Note that from Bicutan to Muntinlupa the expressway-dike runs parallel to, and less than two kilometers east of fault segments. Nature does not casually make parallel features; we can reasonably assume that the western lakeshore is related to the fault. If a large earthquake on the WMV Fault ruptures the dike, Metro Manila would be flooded catastrophically, especially if it occurred with the lake at its highest level.
Even if the dam were not already built when the earthquake occurs, and even if it happens during the dry season, the lake water would respond by sloshing back and forth between the western and eastern shores of the West Bay, as a series of “standing waves” or “seiches” (pronounced “seyshes”). You can model this by suddenly disturbing one side of a washbasin partly filled with water.
During and after the earthquake, seiches would overtop the western shore and inundate Metro Manila several times every 10 minutes or so, like a series of tsunamis. Their heights would depend on the lake depth and the vertical motion generated by the earthquake. If the expressway dike was already in place and had raised the lake level, the overtopping flows would be greater, and would succeed each other more quickly.
The worst-case scenario, of course, would be if the lake level was high during the rainy season, the dike ruptured at the same time that a seiche arrives, and it happened at night.
Reclamation areas even closer to the fault zone are underlain by thick, water-saturated sediments. Any structures built there would experience catastrophic damage during a major WMV Fault earthquake. They would shake more strongly from the earthquake waves than structures sitting on solid rock. You can model this effect easily: Place a glass of water directly on a wooden table, which will represent hard, rigid rock, and another on a common kitchen sponge sitting on the table, which will represent the sediments. Hit the table strongly with your fist; the glass on the wood will shiver, but the water in the glass on the sponge will be disturbed much more. This is called “enhanced ground-shaking”.
While the earthquake lasts, its shaking would also transform the sediment and its water content into a liquid-like mixture without strength. Buildings would sink into it or topple.
During my 3 decades of Philippine hazard research, efforts by Rolly Rimando and many other excellent Filipino scientists to mitigate natural disasters have been ignored or contradicted by DPWH, the government agency with the worst reputation for corruption. The elevation to DPWH Secretary Rogelio Singson, a man of unquestioned integrity, was very welcome. The continuing plans for the LLED, however, make it clear that the good Secretary still has a huge housecleaning job to do.
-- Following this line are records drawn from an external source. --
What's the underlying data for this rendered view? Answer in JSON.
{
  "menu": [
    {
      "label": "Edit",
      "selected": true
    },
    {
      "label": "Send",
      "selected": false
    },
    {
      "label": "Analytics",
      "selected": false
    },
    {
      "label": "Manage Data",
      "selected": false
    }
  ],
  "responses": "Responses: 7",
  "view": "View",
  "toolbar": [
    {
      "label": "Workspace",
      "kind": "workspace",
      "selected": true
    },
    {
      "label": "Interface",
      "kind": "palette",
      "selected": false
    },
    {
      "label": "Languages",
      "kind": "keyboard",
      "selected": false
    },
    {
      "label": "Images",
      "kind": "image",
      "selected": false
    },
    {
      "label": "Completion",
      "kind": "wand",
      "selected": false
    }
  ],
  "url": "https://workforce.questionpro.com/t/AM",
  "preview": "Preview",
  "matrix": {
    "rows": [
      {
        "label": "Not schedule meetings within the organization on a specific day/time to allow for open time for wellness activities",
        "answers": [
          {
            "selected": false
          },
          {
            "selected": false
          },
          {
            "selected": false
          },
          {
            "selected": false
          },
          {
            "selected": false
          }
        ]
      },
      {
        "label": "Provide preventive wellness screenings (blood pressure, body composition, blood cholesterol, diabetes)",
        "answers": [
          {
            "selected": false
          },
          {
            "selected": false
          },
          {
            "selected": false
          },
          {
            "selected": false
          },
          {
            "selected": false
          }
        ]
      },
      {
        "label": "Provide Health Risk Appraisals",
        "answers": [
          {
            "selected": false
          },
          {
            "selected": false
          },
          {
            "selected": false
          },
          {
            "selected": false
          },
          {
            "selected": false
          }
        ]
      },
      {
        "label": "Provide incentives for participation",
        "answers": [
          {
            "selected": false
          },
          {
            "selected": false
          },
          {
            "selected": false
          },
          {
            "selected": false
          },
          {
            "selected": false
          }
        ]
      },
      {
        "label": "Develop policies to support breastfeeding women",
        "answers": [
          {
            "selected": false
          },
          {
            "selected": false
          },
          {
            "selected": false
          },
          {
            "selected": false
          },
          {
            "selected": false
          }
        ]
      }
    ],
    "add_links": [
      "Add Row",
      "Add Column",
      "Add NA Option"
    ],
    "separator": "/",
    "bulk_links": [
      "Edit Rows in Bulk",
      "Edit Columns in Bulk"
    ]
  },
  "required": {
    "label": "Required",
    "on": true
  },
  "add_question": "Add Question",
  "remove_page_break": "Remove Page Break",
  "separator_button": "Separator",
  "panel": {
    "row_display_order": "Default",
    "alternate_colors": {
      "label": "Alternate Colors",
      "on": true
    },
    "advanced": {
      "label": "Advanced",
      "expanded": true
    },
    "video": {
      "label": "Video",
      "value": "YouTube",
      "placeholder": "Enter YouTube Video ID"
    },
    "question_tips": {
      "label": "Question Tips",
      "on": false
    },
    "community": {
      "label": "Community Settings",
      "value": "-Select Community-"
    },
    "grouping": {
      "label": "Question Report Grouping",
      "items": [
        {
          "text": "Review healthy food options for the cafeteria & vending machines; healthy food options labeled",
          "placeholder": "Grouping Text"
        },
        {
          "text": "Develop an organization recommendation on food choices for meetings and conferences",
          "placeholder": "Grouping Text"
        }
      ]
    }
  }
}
Indeed, as of last November, DPWH is still advocating wholesale reclamation of nearshore Manila Bay, as this map from the agency shows.
In 2014, Philippine Science Letters published my scientific analysis of the natural hazards that threaten Manila Bay reclamations. In it, I invited reclamation proponents to rebut its facts and analyses. They have not; instead, DPWH is proposing to greatly expand reclamation from the Metro Manila coast all the way to Bataan.
Sec. Singson might ask Filipino geologists familiar with Laguna de Bay what they think about the project: Dr Fernando Siringan, Director of UP Diliman’s Marine Science Institute (MSI) (the National Academy of Science and Technology’s only geologist), and Dr Caroline Jaraula, also at MSI.
And have Dr Rimando and other Phivolcs scientists evaluated the hazards facing these projects? – Rappler.com
Kelvin Rodolfo is Professor Emeritus of Earth and Environmental Sciences at the University of Illinois at Chicago, and Senior Research Fellow at Manila Observatory. He studied lahars at Mayon Volcano in the 1980s and educated the Filipino public about lahars with his work during and after the 1991 Pinatubo eruption. He and Dr Fernando Siringan discovered and described land subsidence and its consequences in Central Luzon and Metro Manila; in 2010, both were the first geologists elected to the National Academy of Science and Technology.